McAfee the online security organization have commissioned a few surveys over the years that show the growing value of digital assets. Their research in 2011 (provided by MSI International) surveyed more than 3,000 consumers across 10 countries and shows varying values of digital assets.
Digital Assets? They include music and video downloads, software programs, photos, career info, personal records, email etc.
Canadians estimated their digital assets on average to be worth $47,074 which is slightly behind Americans ($54,722) and ahead of the UK ($38,360). McAfee’s study also suggested that it would take an average of some 82 hours for most of us to restore our digital assets if lost. That would be the estimate if we were alive. If we are not alive…it’s anyone’s guess if they could be restored at all. Digital assets/Digital passwords need to be backed up and shared somewhere safe
In 2013, they released a new survey specific to Canadian consumers’ attitudes towards online surfing, web security and data protection. This survey showed Canadians placing a value of $32,000 on the digital assets stored on their devices (not sure why the decrease from the earlier study) This study showed that most of us are not taking appropriate precautions to backup and safeguard our digital assets.
Protecting online assests needs to be made more of a priority for our families and that will come from education and having a good handle on secure technology.
McAffee Cares is an Online Safety for Kids program which hopes to train school aged children and adults on ways to stay safe, secure and maintain good ethics in online behavour. You can learn more about their program here http://mcafee.com/onlinesafety.
LegacyTracker has made provisions for safeguarding your digital assets
This is a good article from the Student Lawyer website The choice for aspiring lawyers (& us)
Digital Estate Planning: Is Google Your Next Estate Planner?
This article picks up on a discussion with Jamie Hopkins who is Assistant Professor of Taxation at New York Life Center for Retirement Income about the challenges facing traditional estate planning in relation to the disposition of digital electronic assets
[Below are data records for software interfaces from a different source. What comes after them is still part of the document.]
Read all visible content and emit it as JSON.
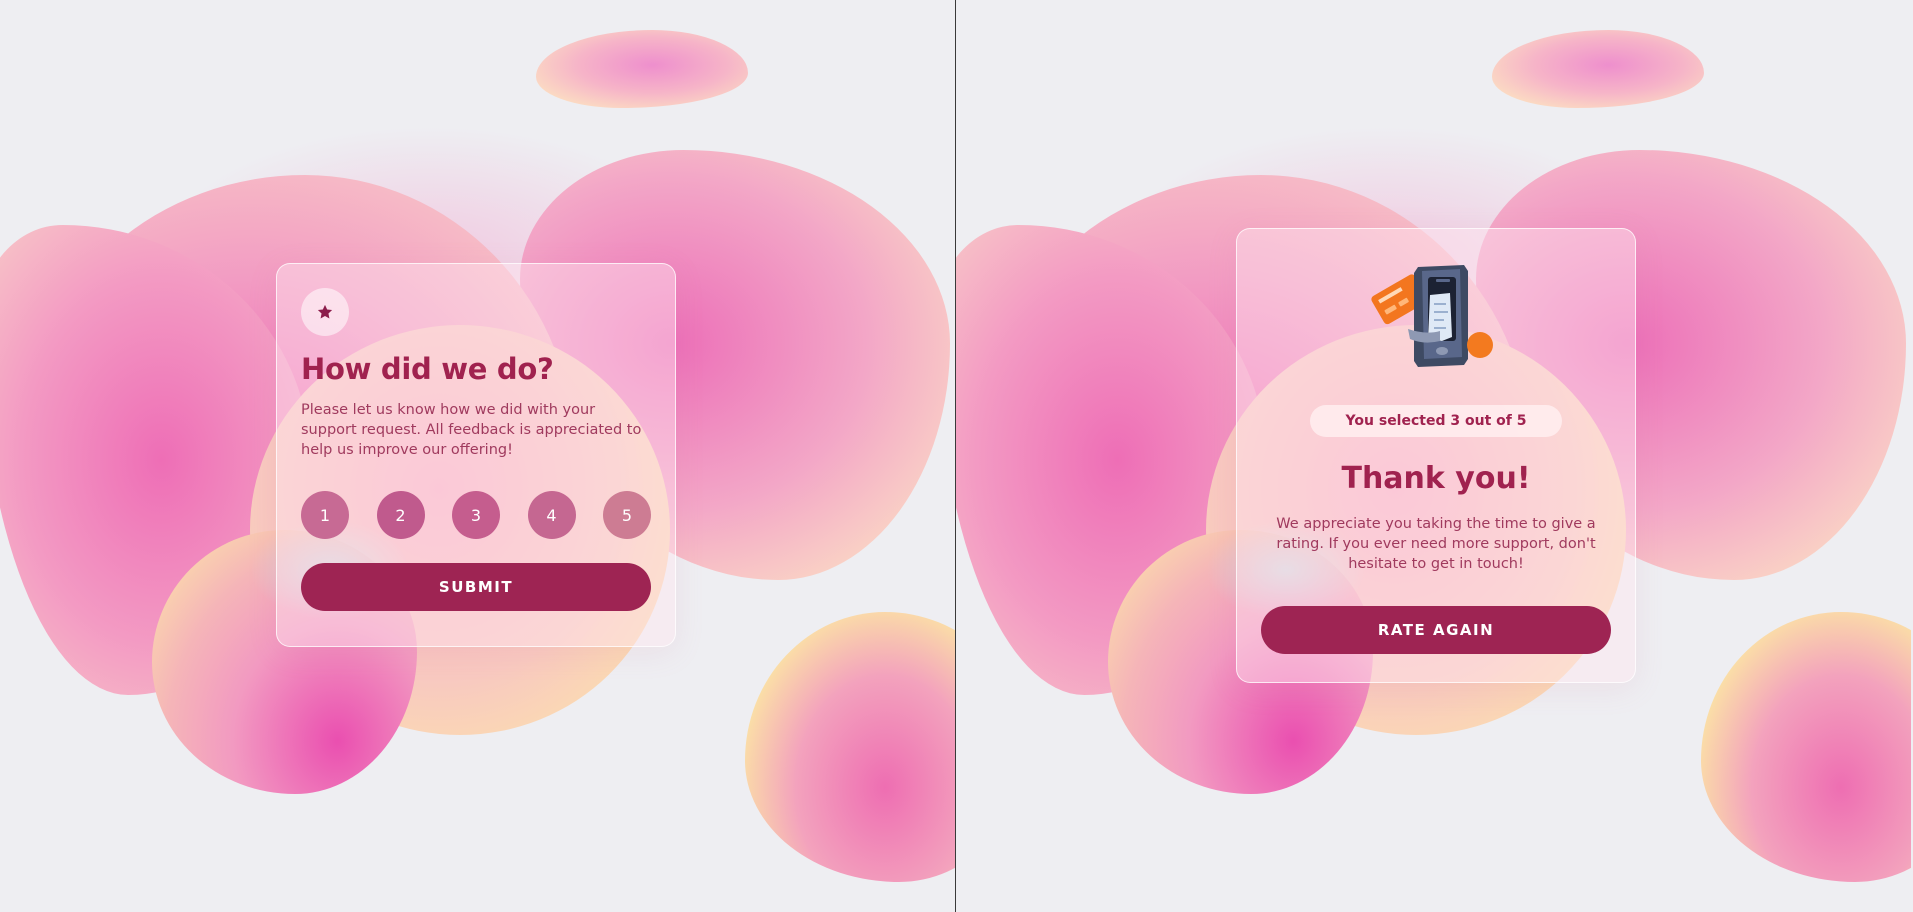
{
  "rating_card": {
    "icon": "star-icon",
    "title": "How did we do?",
    "description": "Please let us know how we did with your support request. All feedback is appreciated to help us improve our offering!",
    "options": [
      "1",
      "2",
      "3",
      "4",
      "5"
    ],
    "submit_label": "SUBMIT"
  },
  "thank_you_card": {
    "illustration": "payment-receipt-illustration",
    "selected_text": "You selected 3 out of 5",
    "title": "Thank you!",
    "description": "We appreciate you taking the time to give a rating. If you ever need more support, don't hesitate to get in touch!",
    "button_label": "RATE AGAIN"
  },
  "colors": {
    "accent": "#9e2453",
    "heading": "#a0224f",
    "background": "#eeeef2"
  }
}
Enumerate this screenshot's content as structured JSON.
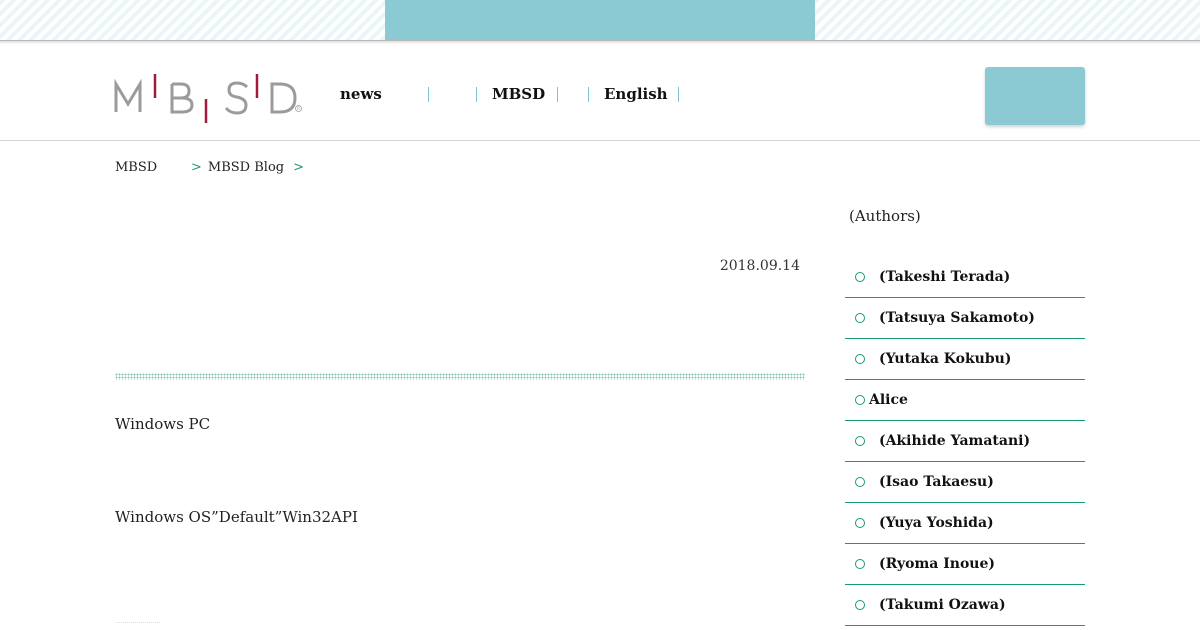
{
  "header": {
    "nav": [
      {
        "label": "news"
      },
      {
        "label": ""
      },
      {
        "label": "MBSD"
      },
      {
        "label": "English"
      }
    ]
  },
  "breadcrumb": {
    "home": "MBSD",
    "sep1": ">",
    "blog": "MBSD Blog",
    "sep2": ">"
  },
  "article": {
    "date": "2018.09.14",
    "paragraphs": [
      "Windows PC",
      "Windows OS”Default”Win32API"
    ]
  },
  "sidebar": {
    "title": "(Authors)",
    "authors": [
      "(Takeshi Terada)",
      "(Tatsuya Sakamoto)",
      "(Yutaka Kokubu)",
      "Alice",
      "(Akihide Yamatani)",
      "(Isao Takaesu)",
      "(Yuya Yoshida)",
      "(Ryoma Inoue)",
      "(Takumi Ozawa)"
    ]
  },
  "colors": {
    "accent_teal": "#8ccad3",
    "accent_green": "#169b73",
    "logo_gray": "#9b9b9b",
    "logo_red": "#a01a3c"
  }
}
…”the unique nature of digital assets, coupled with the fact that many digital assets will long outlive their owners, presents new challenges to traditional estate planning techniques…”
While many people do not have an estate plan in place for the disposition of their traditional assets, even fewer have a specifically designed digital estate plan to manage their digital assets upon death. By the end of 2012, almost 30 million Facebook accounts had outlived their owners, but only three million had been memorialised  for their deceased owners. This leaves millions of photographs, private messages, and other digital assets stored on the deceased’s Facebook account, which is inaccessible to his or her family and friends. These forgotten pages become a virtual shrine, creating ‘a pixilated Dorian Gray, colored by iPhone photos, ‘pokes’, and ‘LOLs’ — possibly for an eternity.’ As such, the unique nature of digital assets, coupled with the fact that many digital assets will long outlive their owners, present new challenges to traditional estate planning techniques, requiring more complex planning techniques than previously used for the disposition and management of traditional estates.
What will happen if you or one of your loved ones sets up all of their accounts online but the access information is not shared? A family already grieving is subject to even further distress. The last thing you or your family need is a time of grief is the frustration and potential financial loss because proper digital estate planning was not considered especially in light of the fact that there are unique issues that plague digital assets like ownership and transferability.
LegacyTracker does provice for digital estate planning